(Dataset items)
--- START ---

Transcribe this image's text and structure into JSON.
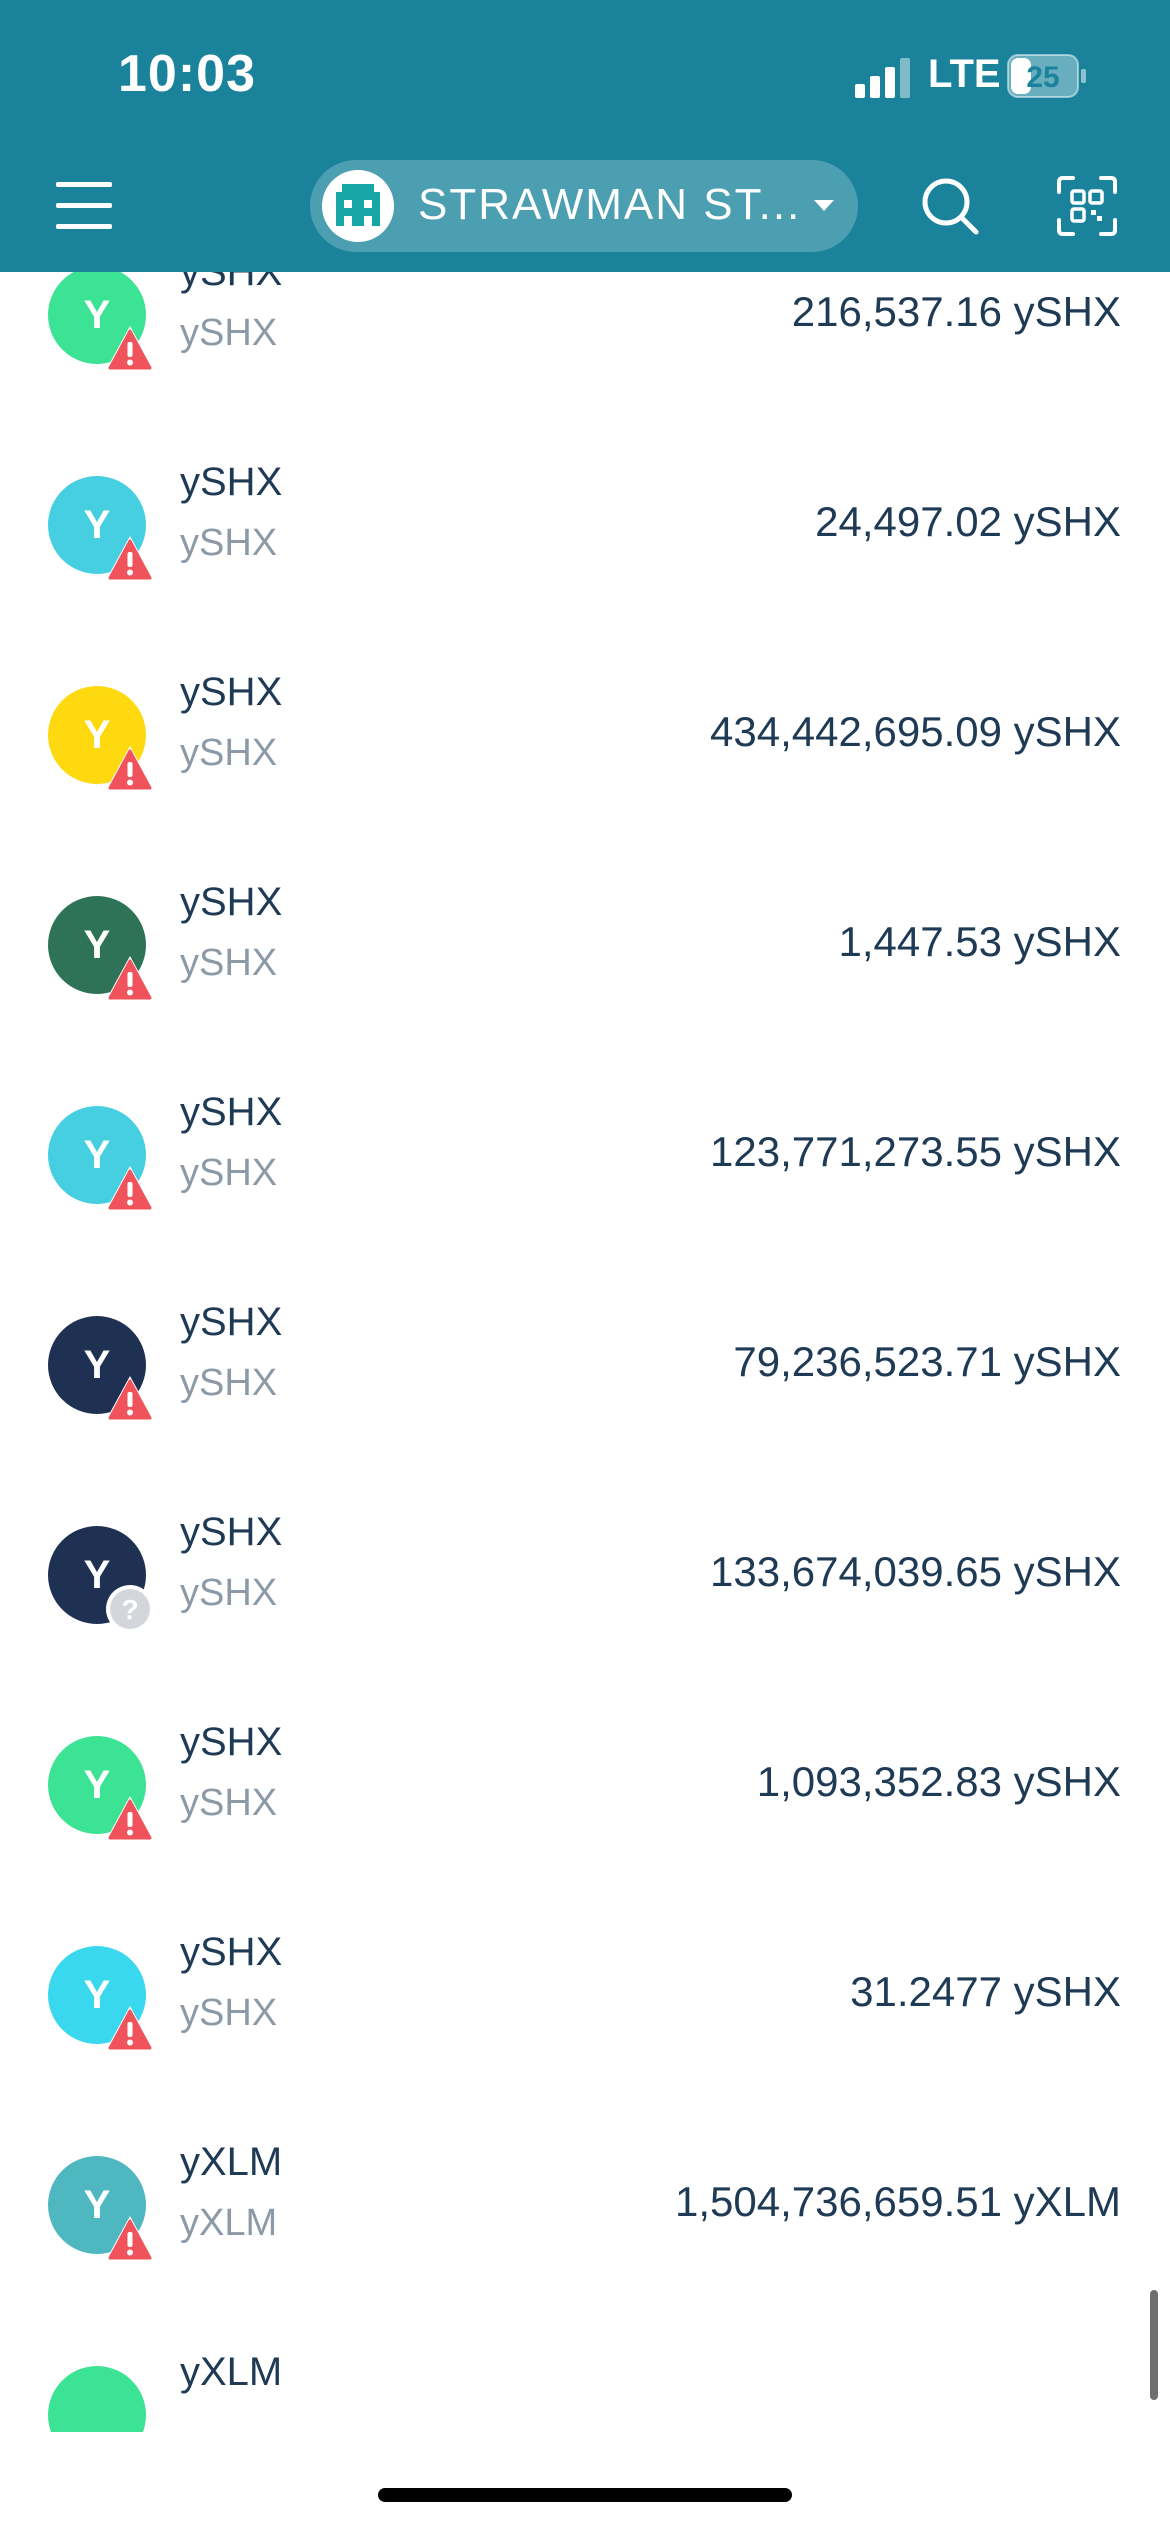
{
  "status_bar": {
    "time": "10:03",
    "network": "LTE",
    "battery": "25"
  },
  "header": {
    "account_name": "STRAWMAN ST...",
    "icons": {
      "menu": "hamburger-menu-icon",
      "search": "search-icon",
      "scan": "qr-scan-icon",
      "account": "pixel-avatar-icon",
      "caret": "caret-down-icon"
    }
  },
  "tokens": [
    {
      "name": "ySHX",
      "code": "ySHX",
      "amount": "216,537.16 ySHX",
      "avatar_color": "#3de395",
      "avatar_letter": "Y",
      "badge": "warning"
    },
    {
      "name": "ySHX",
      "code": "ySHX",
      "amount": "24,497.02 ySHX",
      "avatar_color": "#46cfe0",
      "avatar_letter": "Y",
      "badge": "warning"
    },
    {
      "name": "ySHX",
      "code": "ySHX",
      "amount": "434,442,695.09 ySHX",
      "avatar_color": "#ffd90f",
      "avatar_letter": "Y",
      "badge": "warning"
    },
    {
      "name": "ySHX",
      "code": "ySHX",
      "amount": "1,447.53 ySHX",
      "avatar_color": "#2e7258",
      "avatar_letter": "Y",
      "badge": "warning"
    },
    {
      "name": "ySHX",
      "code": "ySHX",
      "amount": "123,771,273.55 ySHX",
      "avatar_color": "#46cfe0",
      "avatar_letter": "Y",
      "badge": "warning"
    },
    {
      "name": "ySHX",
      "code": "ySHX",
      "amount": "79,236,523.71 ySHX",
      "avatar_color": "#1f3152",
      "avatar_letter": "Y",
      "badge": "warning"
    },
    {
      "name": "ySHX",
      "code": "ySHX",
      "amount": "133,674,039.65 ySHX",
      "avatar_color": "#1f3152",
      "avatar_letter": "Y",
      "badge": "unknown"
    },
    {
      "name": "ySHX",
      "code": "ySHX",
      "amount": "1,093,352.83 ySHX",
      "avatar_color": "#3de395",
      "avatar_letter": "Y",
      "badge": "warning"
    },
    {
      "name": "ySHX",
      "code": "ySHX",
      "amount": "31.2477 ySHX",
      "avatar_color": "#3ad8ee",
      "avatar_letter": "Y",
      "badge": "warning"
    },
    {
      "name": "yXLM",
      "code": "yXLM",
      "amount": "1,504,736,659.51 yXLM",
      "avatar_color": "#4fb7bf",
      "avatar_letter": "Y",
      "badge": "warning"
    },
    {
      "name": "yXLM",
      "code": "",
      "amount": "",
      "avatar_color": "#3de395",
      "avatar_letter": "",
      "badge": "none"
    }
  ]
}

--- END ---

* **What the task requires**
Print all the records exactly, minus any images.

* **Exercise output**
Transcribe this image's text and structure into JSON.
{
  "status_bar": {
    "time": "10:03",
    "network": "LTE",
    "battery": "25"
  },
  "header": {
    "account_name": "STRAWMAN ST...",
    "icons": {
      "menu": "hamburger-menu-icon",
      "search": "search-icon",
      "scan": "qr-scan-icon",
      "account": "pixel-avatar-icon",
      "caret": "caret-down-icon"
    }
  },
  "tokens": [
    {
      "name": "ySHX",
      "code": "ySHX",
      "amount": "216,537.16 ySHX",
      "avatar_color": "#3de395",
      "avatar_letter": "Y",
      "badge": "warning"
    },
    {
      "name": "ySHX",
      "code": "ySHX",
      "amount": "24,497.02 ySHX",
      "avatar_color": "#46cfe0",
      "avatar_letter": "Y",
      "badge": "warning"
    },
    {
      "name": "ySHX",
      "code": "ySHX",
      "amount": "434,442,695.09 ySHX",
      "avatar_color": "#ffd90f",
      "avatar_letter": "Y",
      "badge": "warning"
    },
    {
      "name": "ySHX",
      "code": "ySHX",
      "amount": "1,447.53 ySHX",
      "avatar_color": "#2e7258",
      "avatar_letter": "Y",
      "badge": "warning"
    },
    {
      "name": "ySHX",
      "code": "ySHX",
      "amount": "123,771,273.55 ySHX",
      "avatar_color": "#46cfe0",
      "avatar_letter": "Y",
      "badge": "warning"
    },
    {
      "name": "ySHX",
      "code": "ySHX",
      "amount": "79,236,523.71 ySHX",
      "avatar_color": "#1f3152",
      "avatar_letter": "Y",
      "badge": "warning"
    },
    {
      "name": "ySHX",
      "code": "ySHX",
      "amount": "133,674,039.65 ySHX",
      "avatar_color": "#1f3152",
      "avatar_letter": "Y",
      "badge": "unknown"
    },
    {
      "name": "ySHX",
      "code": "ySHX",
      "amount": "1,093,352.83 ySHX",
      "avatar_color": "#3de395",
      "avatar_letter": "Y",
      "badge": "warning"
    },
    {
      "name": "ySHX",
      "code": "ySHX",
      "amount": "31.2477 ySHX",
      "avatar_color": "#3ad8ee",
      "avatar_letter": "Y",
      "badge": "warning"
    },
    {
      "name": "yXLM",
      "code": "yXLM",
      "amount": "1,504,736,659.51 yXLM",
      "avatar_color": "#4fb7bf",
      "avatar_letter": "Y",
      "badge": "warning"
    },
    {
      "name": "yXLM",
      "code": "",
      "amount": "",
      "avatar_color": "#3de395",
      "avatar_letter": "",
      "badge": "none"
    }
  ]
}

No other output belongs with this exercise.